I lucked out: my right window had the exact dimensions of the left, so I was able to add it to my cart twice.
Lutron was kind enough to pick up $800 of my order, so I was fully expecting to pay $255.50, but my final bill ended up like this.
After placing my order, I was told that there would be a wait of approximately 10-20 days for my custom shades to be created and shipped. Fair enough! And then they came in … and I got nervous! What if I had measured incorrectly? What if they didn’t fit my windows? What if … what if … Do you ever psych yourself out like that? 😛
I knew before getting started that I would be enlisting my husband, Kev, to help me do the physical install; he has the power tools. Included in each box were the shade, screws for installation, and instructions for install with instructions for connecting them wirelessly. The smaller box had the remote control that I thought I might need but wasn’t sure about.
After consulting the directions, Kev screwed the mounting bracket to the top of the first window frame.
The shade roller locks into the mounting bracket; the cover on the shade holds the batteries and it rotates up or down to give access to the battery compartment.

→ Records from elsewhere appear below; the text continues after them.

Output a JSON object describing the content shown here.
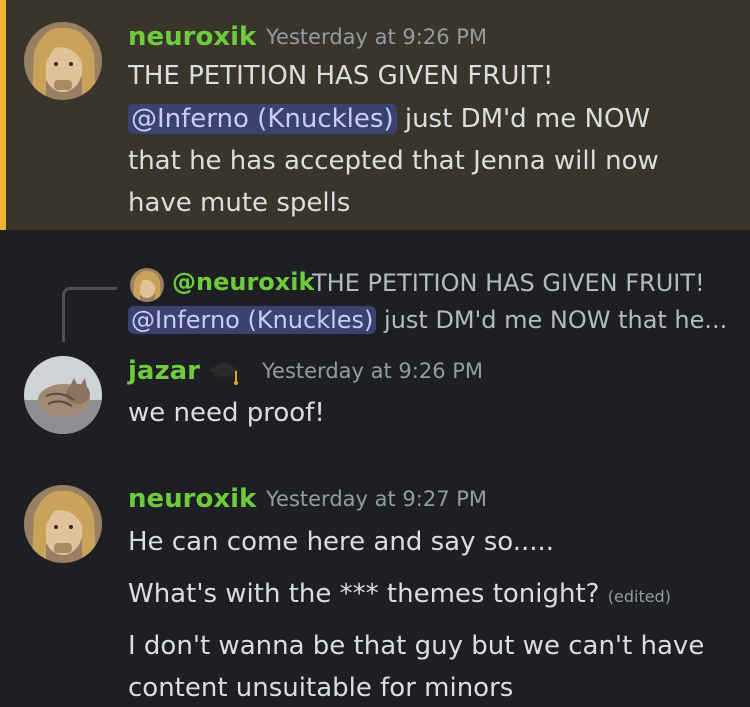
{
  "messages": [
    {
      "username": "neuroxik",
      "timestamp": "Yesterday at 9:26 PM",
      "line1": "THE PETITION HAS GIVEN FRUIT!",
      "mention": "@Inferno (Knuckles)",
      "line2_after_mention": " just DM'd me NOW",
      "line3": "that he has accepted that Jenna will now",
      "line4": "have mute spells"
    },
    {
      "reply": {
        "username": "@neuroxik",
        "text1": "THE PETITION HAS GIVEN FRUIT!",
        "mention": "@Inferno (Knuckles)",
        "text2": " just DM'd me NOW that he..."
      },
      "username": "jazar",
      "badge_icon": "graduation-cap-icon",
      "timestamp": "Yesterday at 9:26 PM",
      "text": "we need proof!"
    },
    {
      "username": "neuroxik",
      "timestamp": "Yesterday at 9:27 PM",
      "line1": "He can come here and say so.....",
      "line2": "What's with the *** themes tonight?",
      "edited": "(edited)",
      "line3": "I don't wanna be that guy but we can't have",
      "line4": "content unsuitable for minors"
    }
  ],
  "colors": {
    "background": "#1e1f22",
    "highlight_background": "#39352a",
    "highlight_border": "#f0b232",
    "username": "#6fcb3e",
    "mention_bg": "#3c4270",
    "mention_text": "#c9cdfb",
    "timestamp": "#949ba4"
  }
}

Kev couldn’t help himself; he wanted to see what the shades would look like so he pulled them down — only to discover that you can’t roll them back up. I figured I’d be able to wind them back up later via the remote or software (I was right), but it’s probably a better idea not to do this.
After Kev had installed the second shade, he pulled it down to match. Thanks? 😉
The shades were mounted (very easily, I might add), and now it was time for me to add the batteries. Each side took eight D-cells, but I think this varies depending upon the width of the shade. Once the batteries were slid into their holder, I swiveled the battery cover back up over them. I like that it is easy to open and close the battery compartment, but I still hope I won’t have to change them that often. We shall see!
Our patented power technology yields industry leading battery performance with store bought batteries. Battery life depends on the type of shade, the shade size, the fabric selected and the number of times shades are opened and closed each day. That means the shade has the potential to move thousands of times on a single set of batteries.
This is the Lutron bridge. If you haven’t installed one before, it’s very straightforward; you just plug the microUSB into the bridge and then plug the ethernet cable into the back of the bridge and a free port on your router. I have an eero in my office, so I used one of its empty slots.
Since I want to be able to use my phone, HomeKit, and Amazon Alexa to control my shades, I downloaded the Lutron Caseta app and started setting things up. I had to create an account with Lutron, and then install an update.
Now comes the fun part — adding a device. Select shade/drapery, and go from there.
You’ll add each shade individually. There’s a little clear button on the right of each shade that has to be pressed for pairing; that’s probably the most difficult part of this process. By the time you’ve done it twice, you’ll be an old pro.
Now I had both shades added, but remember they were hanging half open? I needed to get them set right and then set upper and lower limits.